:: WHAT YOU WILL DO ::
Count, in the entries below, the lines in which "Customer" occurs. Give the number, nothing more.

:: STUDY MATERIAL ::
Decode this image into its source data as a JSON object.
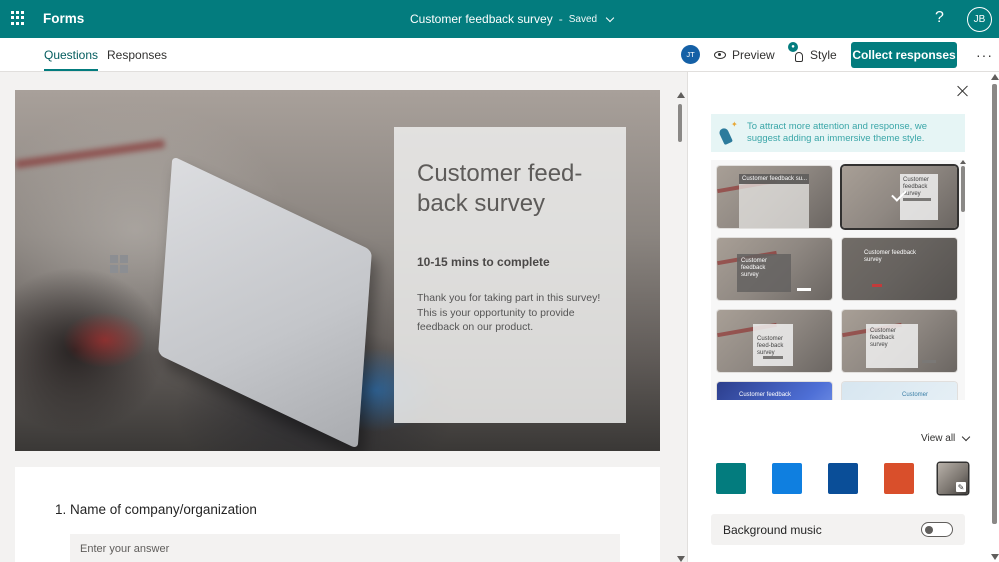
{
  "topbar": {
    "app_name": "Forms",
    "form_title": "Customer feedback survey",
    "separator": "-",
    "save_status": "Saved",
    "help_label": "?",
    "user_initials": "JB",
    "bg_color": "#037c7e"
  },
  "command_bar": {
    "tabs": [
      {
        "label": "Questions",
        "active": true
      },
      {
        "label": "Responses",
        "active": false
      }
    ],
    "collaborator_initials": "JT",
    "preview_label": "Preview",
    "style_label": "Style",
    "collect_label": "Collect responses",
    "more_label": "···"
  },
  "form": {
    "title": "Customer feed-back survey",
    "duration": "10-15 mins to complete",
    "description": "Thank you for taking part in this survey! This is your opportunity to provide feedback on our product.",
    "questions": [
      {
        "number": "1.",
        "title": "Name of company/organization",
        "placeholder": "Enter your answer"
      }
    ]
  },
  "style_panel": {
    "tip": "To attract more attention and response, we suggest adding an immersive theme style.",
    "themes": [
      {
        "label": "Customer feedback su...",
        "style": "dark-header"
      },
      {
        "label": "Customer feedback survey",
        "style": "light-card",
        "selected": true
      },
      {
        "label": "Customer feedback survey",
        "style": "dark-card"
      },
      {
        "label": "Customer feedback survey",
        "style": "overlay"
      },
      {
        "label": "Customer feed-back survey",
        "style": "center-card"
      },
      {
        "label": "Customer feedback survey",
        "style": "light-card-right"
      },
      {
        "label": "Customer feedback",
        "style": "blue"
      },
      {
        "label": "Customer",
        "style": "sky"
      }
    ],
    "view_all_label": "View all",
    "colors": [
      "#037c7e",
      "#0f7fe0",
      "#0a4e98",
      "#d94f2b"
    ],
    "background_music_label": "Background music",
    "background_music_on": false
  }
}
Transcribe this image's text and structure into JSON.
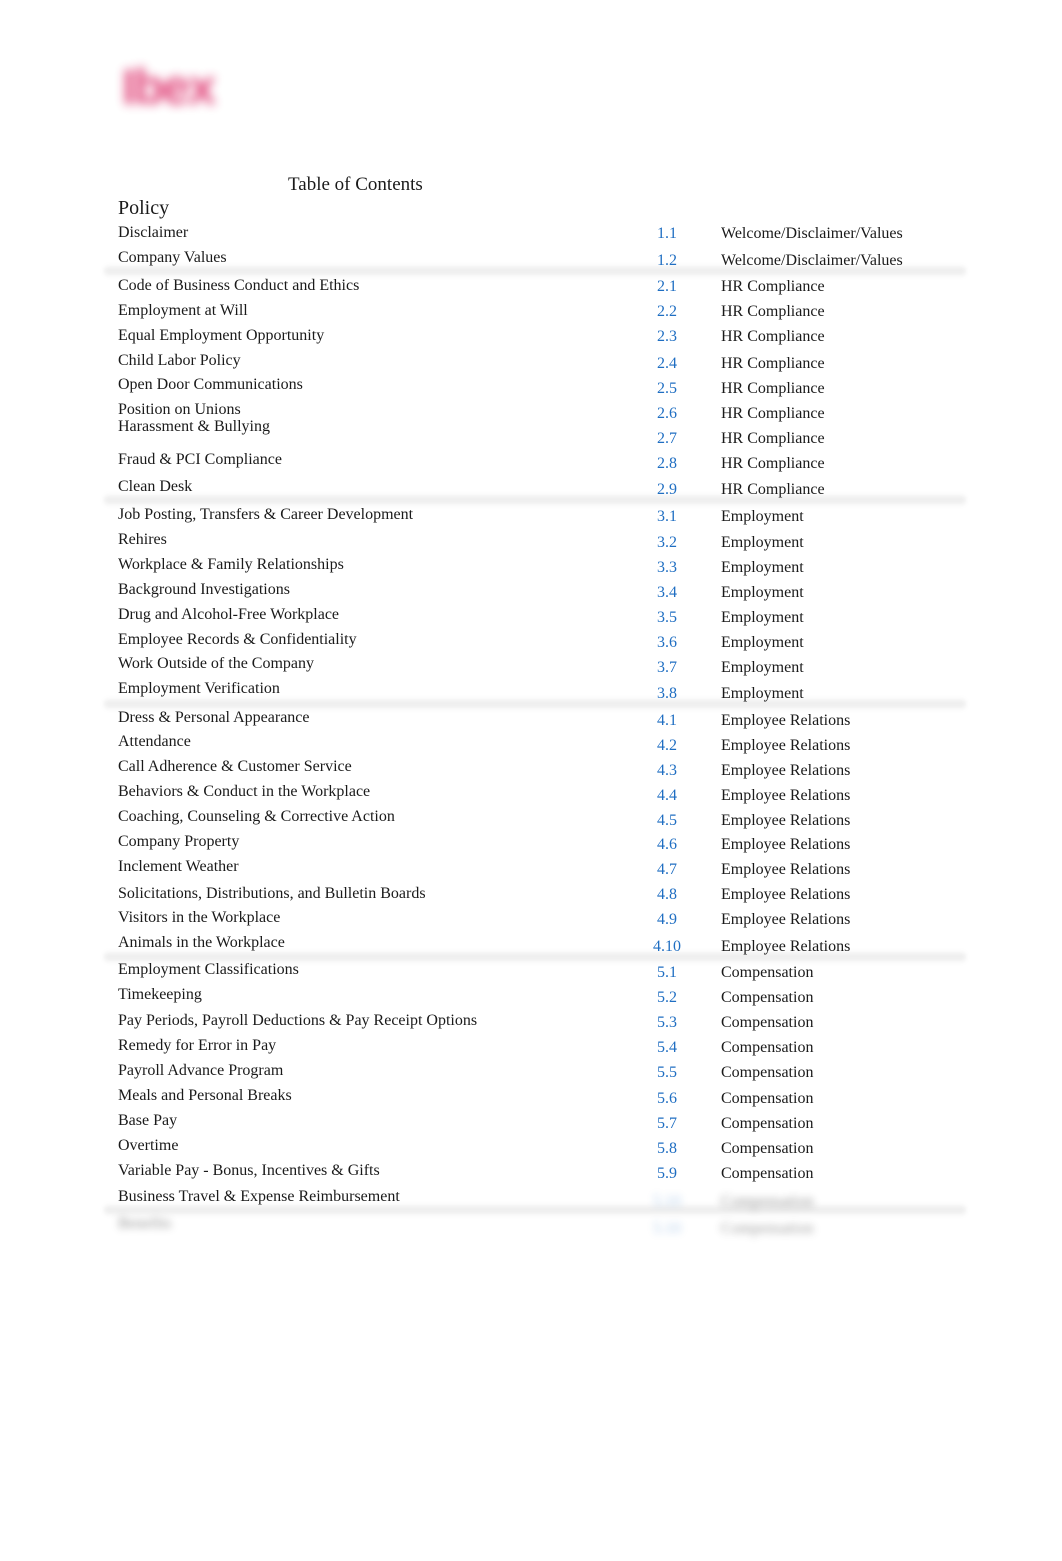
{
  "logo": {
    "text": "Ibex",
    "color": "#e0457a",
    "blurred": true
  },
  "title": "Table of Contents",
  "column_heading": "Policy",
  "colors": {
    "section_number": "#1f6ec2",
    "text": "#1a1a1a"
  },
  "sections": [
    {
      "category": "Welcome/Disclaimer/Values",
      "items": [
        {
          "title": "Disclaimer",
          "number": "1.1",
          "category": "Welcome/Disclaimer/Values"
        },
        {
          "title": "Company Values",
          "number": "1.2",
          "category": "Welcome/Disclaimer/Values"
        }
      ]
    },
    {
      "category": "HR Compliance",
      "items": [
        {
          "title": "Code of Business Conduct and Ethics",
          "number": "2.1",
          "category": "HR Compliance"
        },
        {
          "title": "Employment at Will",
          "number": "2.2",
          "category": "HR Compliance"
        },
        {
          "title": "Equal Employment Opportunity",
          "number": "2.3",
          "category": "HR Compliance"
        },
        {
          "title": "Child Labor Policy",
          "number": "2.4",
          "category": "HR Compliance"
        },
        {
          "title": "Open Door Communications",
          "number": "2.5",
          "category": "HR Compliance"
        },
        {
          "title": "Position on Unions",
          "number": "2.6",
          "category": "HR Compliance"
        },
        {
          "title": "Harassment & Bullying",
          "number": "2.7",
          "category": "HR Compliance"
        },
        {
          "title": "Fraud & PCI Compliance",
          "number": "2.8",
          "category": "HR Compliance"
        },
        {
          "title": "Clean Desk",
          "number": "2.9",
          "category": "HR Compliance"
        }
      ]
    },
    {
      "category": "Employment",
      "items": [
        {
          "title": "Job Posting, Transfers & Career Development",
          "number": "3.1",
          "category": "Employment"
        },
        {
          "title": "Rehires",
          "number": "3.2",
          "category": "Employment"
        },
        {
          "title": "Workplace & Family Relationships",
          "number": "3.3",
          "category": "Employment"
        },
        {
          "title": "Background Investigations",
          "number": "3.4",
          "category": "Employment"
        },
        {
          "title": "Drug and Alcohol-Free Workplace",
          "number": "3.5",
          "category": "Employment"
        },
        {
          "title": "Employee Records & Confidentiality",
          "number": "3.6",
          "category": "Employment"
        },
        {
          "title": "Work Outside of the Company",
          "number": "3.7",
          "category": "Employment"
        },
        {
          "title": "Employment Verification",
          "number": "3.8",
          "category": "Employment"
        }
      ]
    },
    {
      "category": "Employee Relations",
      "items": [
        {
          "title": "Dress & Personal Appearance",
          "number": "4.1",
          "category": "Employee Relations"
        },
        {
          "title": "Attendance",
          "number": "4.2",
          "category": "Employee Relations"
        },
        {
          "title": "Call Adherence & Customer Service",
          "number": "4.3",
          "category": "Employee Relations"
        },
        {
          "title": "Behaviors & Conduct in the Workplace",
          "number": "4.4",
          "category": "Employee Relations"
        },
        {
          "title": "Coaching, Counseling & Corrective Action",
          "number": "4.5",
          "category": "Employee Relations"
        },
        {
          "title": "Company Property",
          "number": "4.6",
          "category": "Employee Relations"
        },
        {
          "title": "Inclement Weather",
          "number": "4.7",
          "category": "Employee Relations"
        },
        {
          "title": "Solicitations, Distributions, and Bulletin Boards",
          "number": "4.8",
          "category": "Employee Relations"
        },
        {
          "title": "Visitors in the Workplace",
          "number": "4.9",
          "category": "Employee Relations"
        },
        {
          "title": "Animals in the Workplace",
          "number": "4.10",
          "category": "Employee Relations"
        }
      ]
    },
    {
      "category": "Compensation",
      "items": [
        {
          "title": "Employment Classifications",
          "number": "5.1",
          "category": "Compensation"
        },
        {
          "title": "Timekeeping",
          "number": "5.2",
          "category": "Compensation"
        },
        {
          "title": "Pay Periods, Payroll Deductions & Pay Receipt Options",
          "number": "5.3",
          "category": "Compensation"
        },
        {
          "title": "Remedy for Error in Pay",
          "number": "5.4",
          "category": "Compensation"
        },
        {
          "title": "Payroll Advance Program",
          "number": "5.5",
          "category": "Compensation"
        },
        {
          "title": "Meals and Personal Breaks",
          "number": "5.6",
          "category": "Compensation"
        },
        {
          "title": "Base Pay",
          "number": "5.7",
          "category": "Compensation"
        },
        {
          "title": "Overtime",
          "number": "5.8",
          "category": "Compensation"
        },
        {
          "title": "Variable Pay - Bonus, Incentives & Gifts",
          "number": "5.9",
          "category": "Compensation"
        },
        {
          "title": "Business Travel & Expense Reimbursement",
          "number": "",
          "category": "",
          "blurred_right": true
        }
      ]
    },
    {
      "category": "",
      "blurred": true,
      "items": [
        {
          "title": "",
          "number": "",
          "category": "",
          "blurred": true
        }
      ]
    }
  ]
}
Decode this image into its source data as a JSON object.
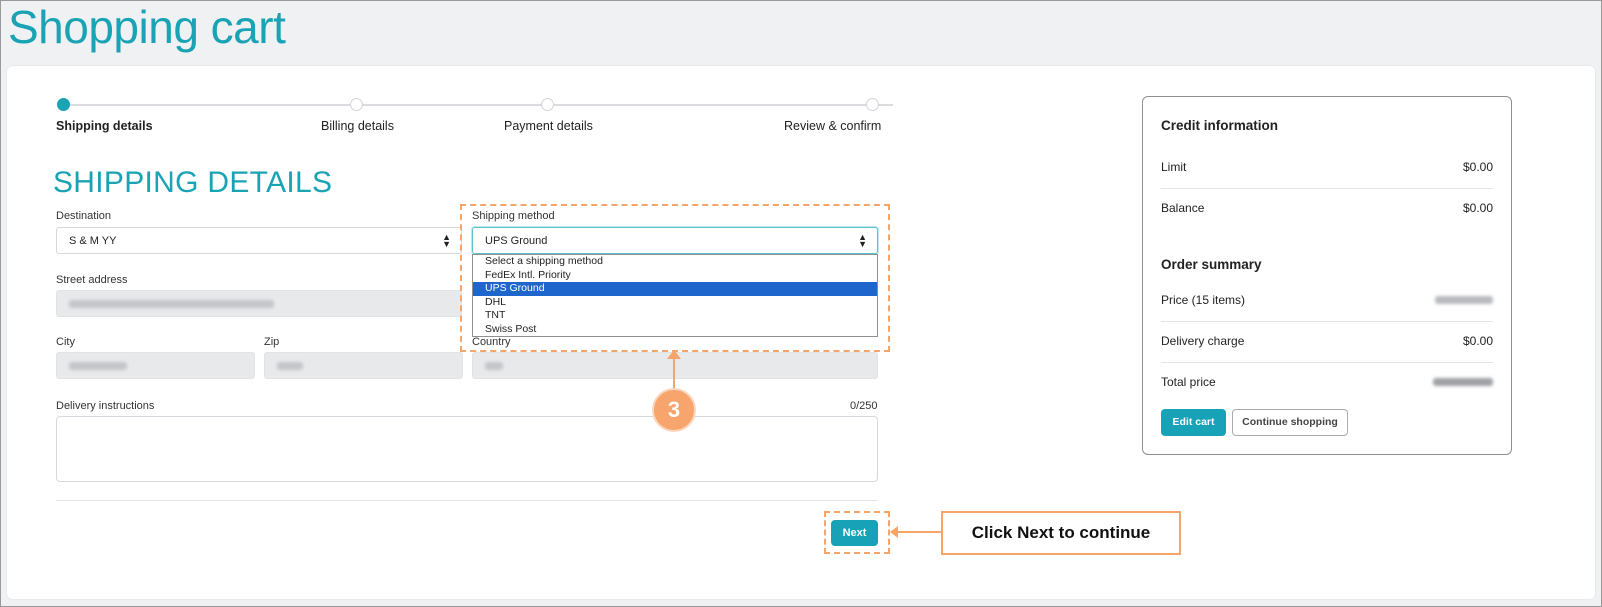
{
  "page": {
    "title": "Shopping cart"
  },
  "stepper": {
    "steps": [
      {
        "label": "Shipping details",
        "active": true
      },
      {
        "label": "Billing details",
        "active": false
      },
      {
        "label": "Payment details",
        "active": false
      },
      {
        "label": "Review & confirm",
        "active": false
      }
    ]
  },
  "form": {
    "section_title": "SHIPPING DETAILS",
    "destination": {
      "label": "Destination",
      "value": "S & M YY"
    },
    "shipping_method": {
      "label": "Shipping method",
      "value": "UPS Ground",
      "options": [
        "Select a shipping method",
        "FedEx Intl. Priority",
        "UPS Ground",
        "DHL",
        "TNT",
        "Swiss Post"
      ],
      "selected_index": 2
    },
    "street": {
      "label": "Street address"
    },
    "city": {
      "label": "City"
    },
    "zip": {
      "label": "Zip"
    },
    "country": {
      "label": "Country"
    },
    "delivery": {
      "label": "Delivery instructions",
      "counter": "0/250"
    },
    "next_label": "Next"
  },
  "annotations": {
    "step_number": "3",
    "tip": "Click Next to continue",
    "accent_color": "#f5a46a"
  },
  "sidebar": {
    "credit_title": "Credit information",
    "limit": {
      "label": "Limit",
      "value": "$0.00"
    },
    "balance": {
      "label": "Balance",
      "value": "$0.00"
    },
    "order_title": "Order summary",
    "price": {
      "label": "Price (15 items)"
    },
    "delivery": {
      "label": "Delivery charge",
      "value": "$0.00"
    },
    "total": {
      "label": "Total price"
    },
    "edit_cart": "Edit cart",
    "continue_shopping": "Continue shopping"
  },
  "colors": {
    "brand": "#1aa3b4",
    "button": "#17a2b8",
    "selected_option": "#1e66cc"
  }
}
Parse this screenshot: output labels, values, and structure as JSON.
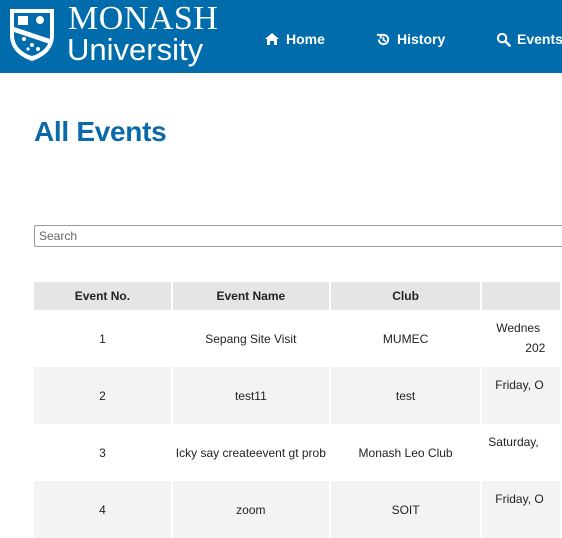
{
  "brand": {
    "line1": "MONASH",
    "line2": "University"
  },
  "nav": [
    {
      "label": "Home",
      "icon": "home-icon"
    },
    {
      "label": "History",
      "icon": "history-icon"
    },
    {
      "label": "Events",
      "icon": "search-icon"
    }
  ],
  "page": {
    "title": "All Events"
  },
  "search": {
    "placeholder": "Search"
  },
  "table": {
    "headers": [
      "Event No.",
      "Event Name",
      "Club",
      ""
    ],
    "rows": [
      {
        "no": "1",
        "name": "Sepang Site Visit",
        "club": "MUMEC",
        "date_line1": "Wednes",
        "date_line2": "202"
      },
      {
        "no": "2",
        "name": "test11",
        "club": "test",
        "date_line1": "Friday, O",
        "date_line2": ""
      },
      {
        "no": "3",
        "name": "Icky say createevent gt prob",
        "club": "Monash Leo Club",
        "date_line1": "Saturday,",
        "date_line2": ""
      },
      {
        "no": "4",
        "name": "zoom",
        "club": "SOIT",
        "date_line1": "Friday, O",
        "date_line2": ""
      }
    ]
  },
  "colors": {
    "header_bg": "#006cab",
    "title": "#0a6aa7"
  }
}
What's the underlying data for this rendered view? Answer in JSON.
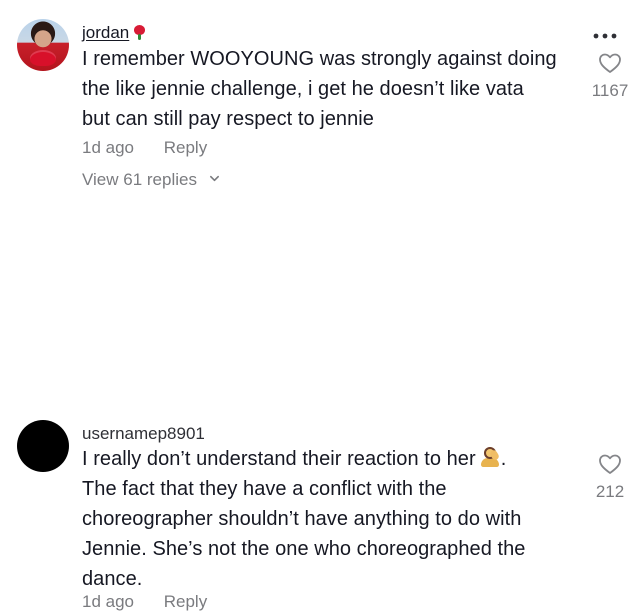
{
  "comments": [
    {
      "username": "jordan",
      "text_lines": [
        "I remember WOOYOUNG was strongly against doing",
        "the like jennie challenge, i get he doesn’t like vata",
        "but can still pay respect to jennie"
      ],
      "time": "1d ago",
      "reply_label": "Reply",
      "view_replies": "View 61 replies",
      "likes": "1167"
    },
    {
      "username": "usernamep8901",
      "text_lines": [
        "I really don’t understand their reaction to her",
        "The fact that they have a conflict with the",
        "choreographer shouldn’t have anything to do with",
        "Jennie. She’s not the one who choreographed the",
        "dance."
      ],
      "emoji_suffix": ".",
      "time": "1d ago",
      "reply_label": "Reply",
      "likes": "212"
    }
  ],
  "icons": {
    "more": "more-horizontal-icon",
    "like": "heart-outline-icon",
    "expand": "chevron-down-icon",
    "username_emoji": "rose-icon",
    "text_emoji": "person-facepalming-icon"
  }
}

:: ANSWER BELOW ::
11